--- PROVIDED DATA ---

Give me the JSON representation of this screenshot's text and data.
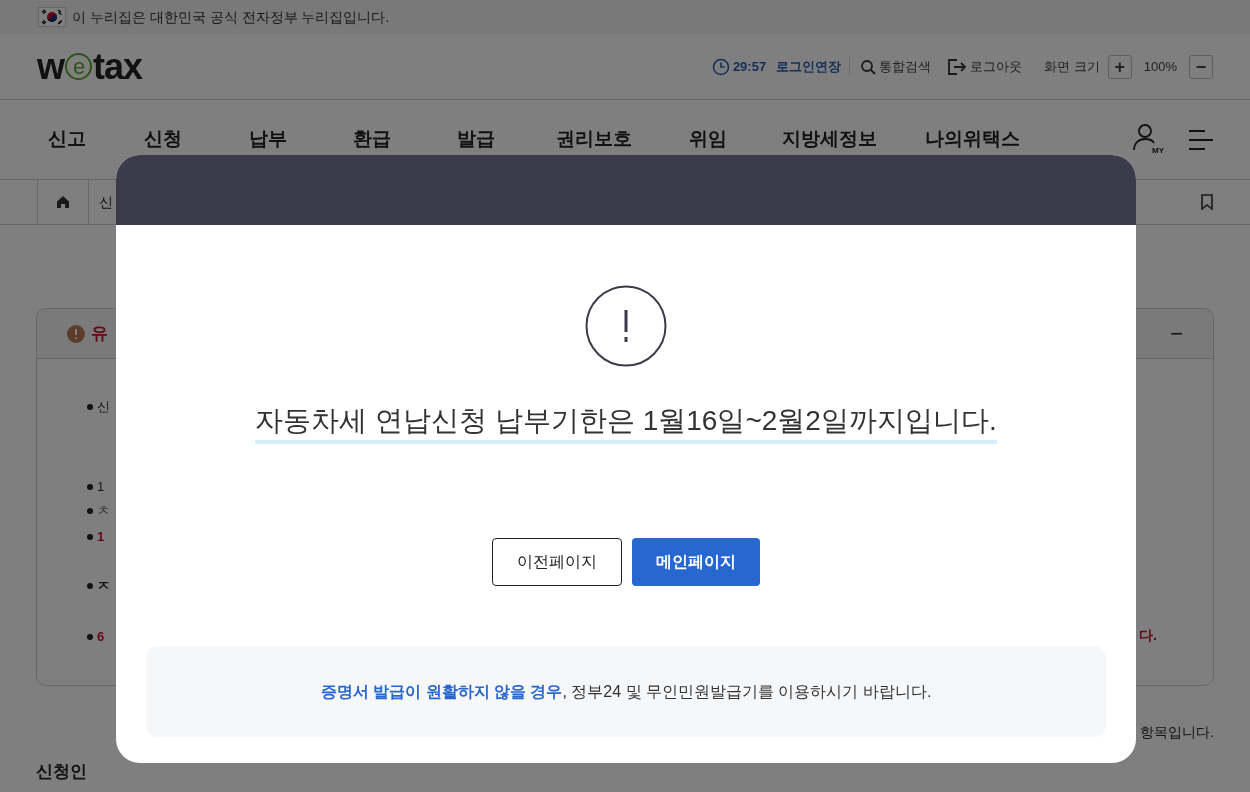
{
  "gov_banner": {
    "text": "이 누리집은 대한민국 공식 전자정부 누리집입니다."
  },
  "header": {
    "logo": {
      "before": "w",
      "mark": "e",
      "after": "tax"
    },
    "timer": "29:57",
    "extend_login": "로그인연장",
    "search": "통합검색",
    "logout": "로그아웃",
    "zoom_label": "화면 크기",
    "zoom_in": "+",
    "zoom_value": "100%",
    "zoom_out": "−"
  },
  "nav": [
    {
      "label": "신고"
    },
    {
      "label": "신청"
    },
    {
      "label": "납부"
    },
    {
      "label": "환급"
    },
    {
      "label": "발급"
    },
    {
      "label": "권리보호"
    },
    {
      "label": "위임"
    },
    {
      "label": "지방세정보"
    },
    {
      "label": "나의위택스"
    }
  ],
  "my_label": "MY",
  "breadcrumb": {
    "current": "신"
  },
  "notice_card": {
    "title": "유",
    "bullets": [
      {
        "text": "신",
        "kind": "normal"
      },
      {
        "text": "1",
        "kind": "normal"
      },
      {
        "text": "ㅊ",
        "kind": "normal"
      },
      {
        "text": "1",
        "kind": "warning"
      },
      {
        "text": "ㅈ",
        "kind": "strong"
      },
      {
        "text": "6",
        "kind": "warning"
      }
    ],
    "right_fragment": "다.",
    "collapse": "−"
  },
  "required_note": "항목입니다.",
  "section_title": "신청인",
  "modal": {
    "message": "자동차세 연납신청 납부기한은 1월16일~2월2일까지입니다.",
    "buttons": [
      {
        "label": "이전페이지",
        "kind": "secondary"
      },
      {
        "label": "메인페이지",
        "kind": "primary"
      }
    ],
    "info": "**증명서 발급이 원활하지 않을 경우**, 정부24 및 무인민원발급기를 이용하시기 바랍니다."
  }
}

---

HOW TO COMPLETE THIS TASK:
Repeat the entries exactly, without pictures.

SOLVED PROBLEM:
Give me the JSON representation of this screenshot's text and data.
{
  "gov_banner": {
    "text": "이 누리집은 대한민국 공식 전자정부 누리집입니다."
  },
  "header": {
    "logo": {
      "before": "w",
      "mark": "e",
      "after": "tax"
    },
    "timer": "29:57",
    "extend_login": "로그인연장",
    "search": "통합검색",
    "logout": "로그아웃",
    "zoom_label": "화면 크기",
    "zoom_in": "+",
    "zoom_value": "100%",
    "zoom_out": "−"
  },
  "nav": [
    {
      "label": "신고"
    },
    {
      "label": "신청"
    },
    {
      "label": "납부"
    },
    {
      "label": "환급"
    },
    {
      "label": "발급"
    },
    {
      "label": "권리보호"
    },
    {
      "label": "위임"
    },
    {
      "label": "지방세정보"
    },
    {
      "label": "나의위택스"
    }
  ],
  "my_label": "MY",
  "breadcrumb": {
    "current": "신"
  },
  "notice_card": {
    "title": "유",
    "bullets": [
      {
        "text": "신",
        "kind": "normal"
      },
      {
        "text": "1",
        "kind": "normal"
      },
      {
        "text": "ㅊ",
        "kind": "normal"
      },
      {
        "text": "1",
        "kind": "warning"
      },
      {
        "text": "ㅈ",
        "kind": "strong"
      },
      {
        "text": "6",
        "kind": "warning"
      }
    ],
    "right_fragment": "다.",
    "collapse": "−"
  },
  "required_note": "항목입니다.",
  "section_title": "신청인",
  "modal": {
    "message": "자동차세 연납신청 납부기한은 1월16일~2월2일까지입니다.",
    "buttons": [
      {
        "label": "이전페이지",
        "kind": "secondary"
      },
      {
        "label": "메인페이지",
        "kind": "primary"
      }
    ],
    "info": "**증명서 발급이 원활하지 않을 경우**, 정부24 및 무인민원발급기를 이용하시기 바랍니다."
  }
}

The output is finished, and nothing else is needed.